Work instructions:
The answer is the data below, repeated exactly, with no pictures included.

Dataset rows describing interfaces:
-- Opening Marker --
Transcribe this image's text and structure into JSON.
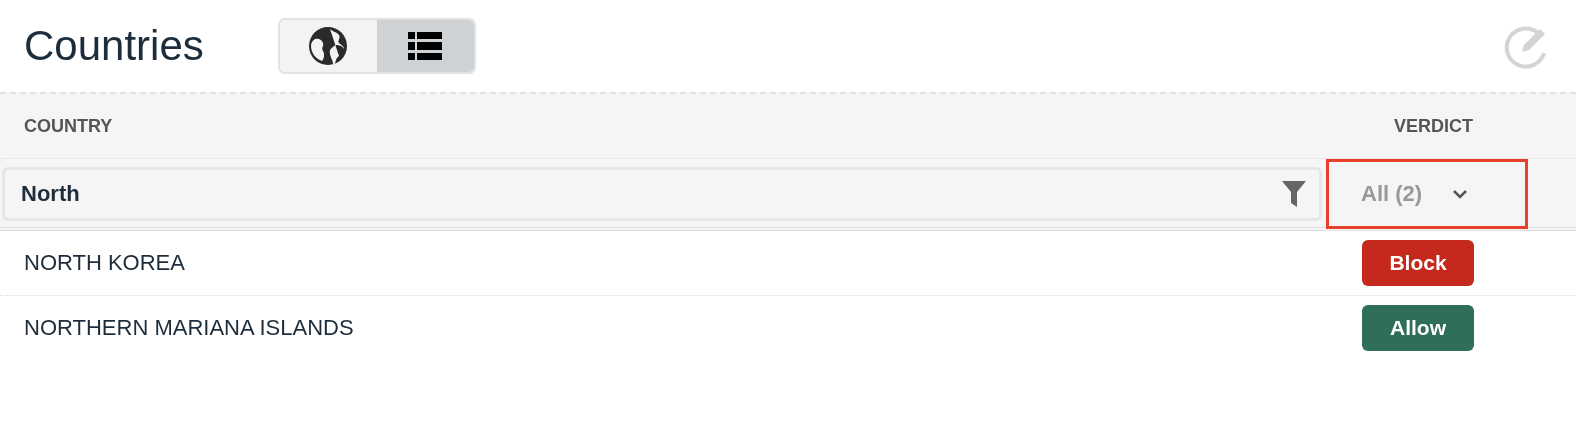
{
  "title": "Countries",
  "view_toggle": [
    {
      "kind": "globe",
      "selected": false
    },
    {
      "kind": "list",
      "selected": true
    }
  ],
  "table": {
    "columns": [
      "COUNTRY",
      "VERDICT"
    ],
    "filter": {
      "value": "North",
      "verdict_select": "All (2)",
      "highlighted": true
    },
    "rows": [
      {
        "country": "NORTH KOREA",
        "verdict": "Block",
        "color": "#c5281c"
      },
      {
        "country": "NORTHERN MARIANA ISLANDS",
        "verdict": "Allow",
        "color": "#2e6e5a"
      }
    ]
  }
}
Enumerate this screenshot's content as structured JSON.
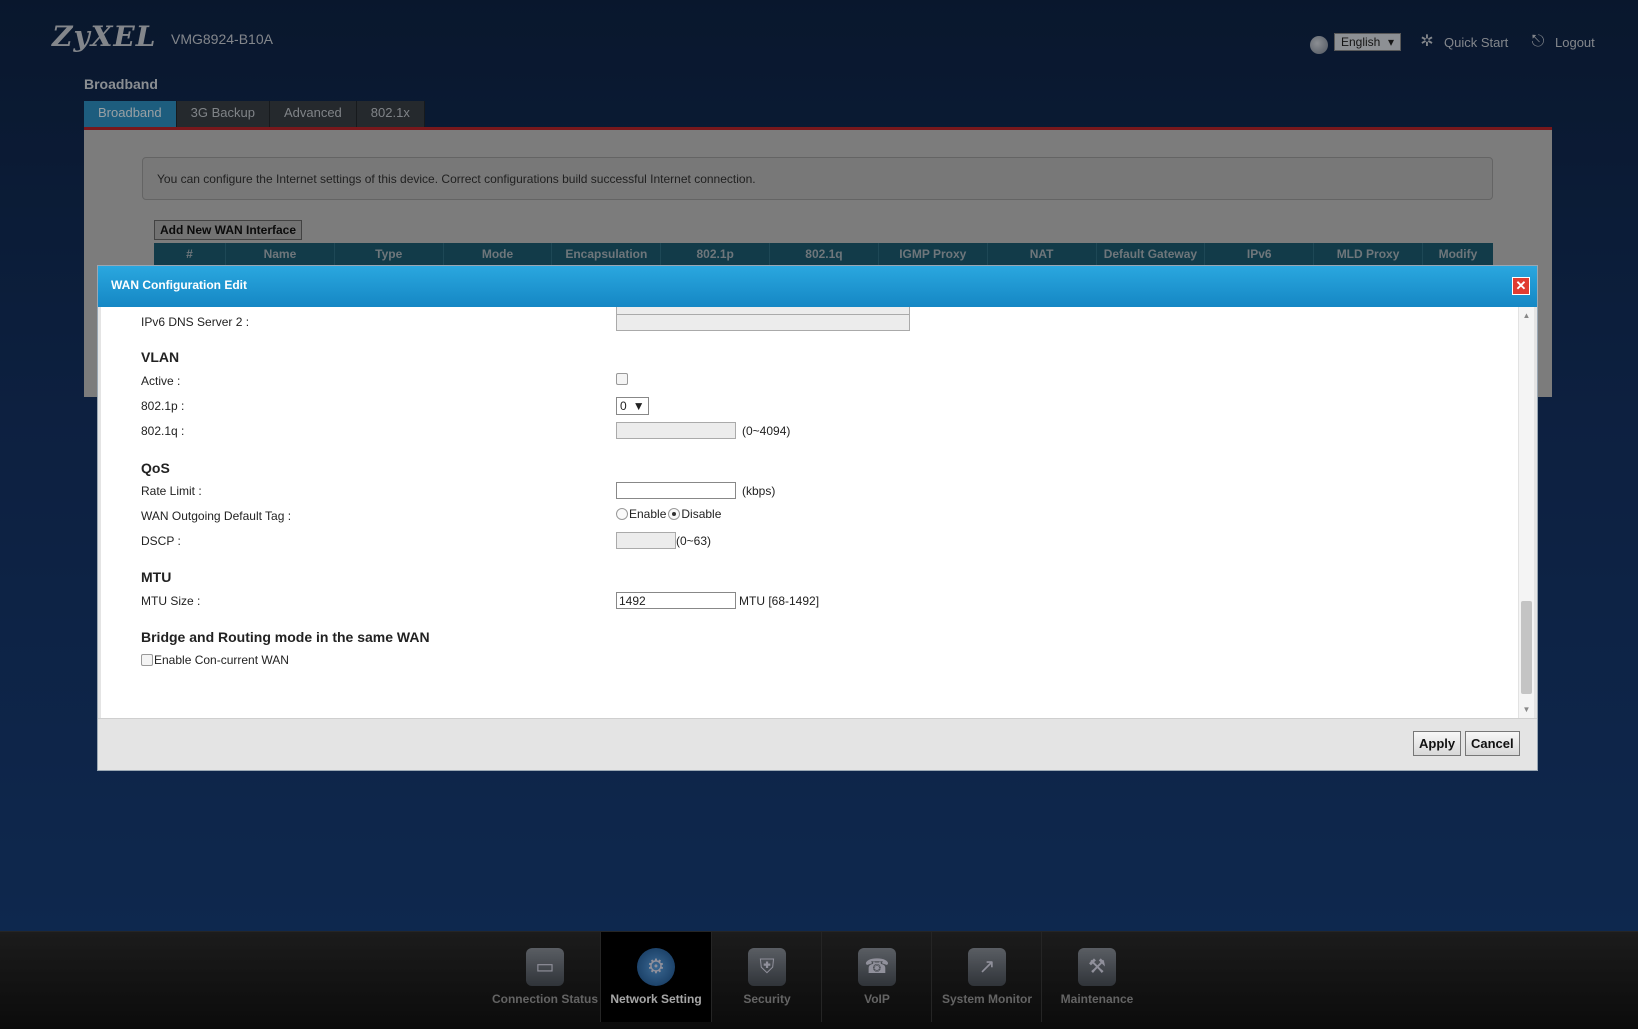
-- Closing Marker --
Answer for this exercise:
Transcribe this image's text and structure into JSON.
{
  "title": "Countries",
  "view_toggle": [
    {
      "kind": "globe",
      "selected": false
    },
    {
      "kind": "list",
      "selected": true
    }
  ],
  "table": {
    "columns": [
      "COUNTRY",
      "VERDICT"
    ],
    "filter": {
      "value": "North",
      "verdict_select": "All (2)",
      "highlighted": true
    },
    "rows": [
      {
        "country": "NORTH KOREA",
        "verdict": "Block",
        "color": "#c5281c"
      },
      {
        "country": "NORTHERN MARIANA ISLANDS",
        "verdict": "Allow",
        "color": "#2e6e5a"
      }
    ]
  }
}
Enumerate this screenshot's content as structured JSON.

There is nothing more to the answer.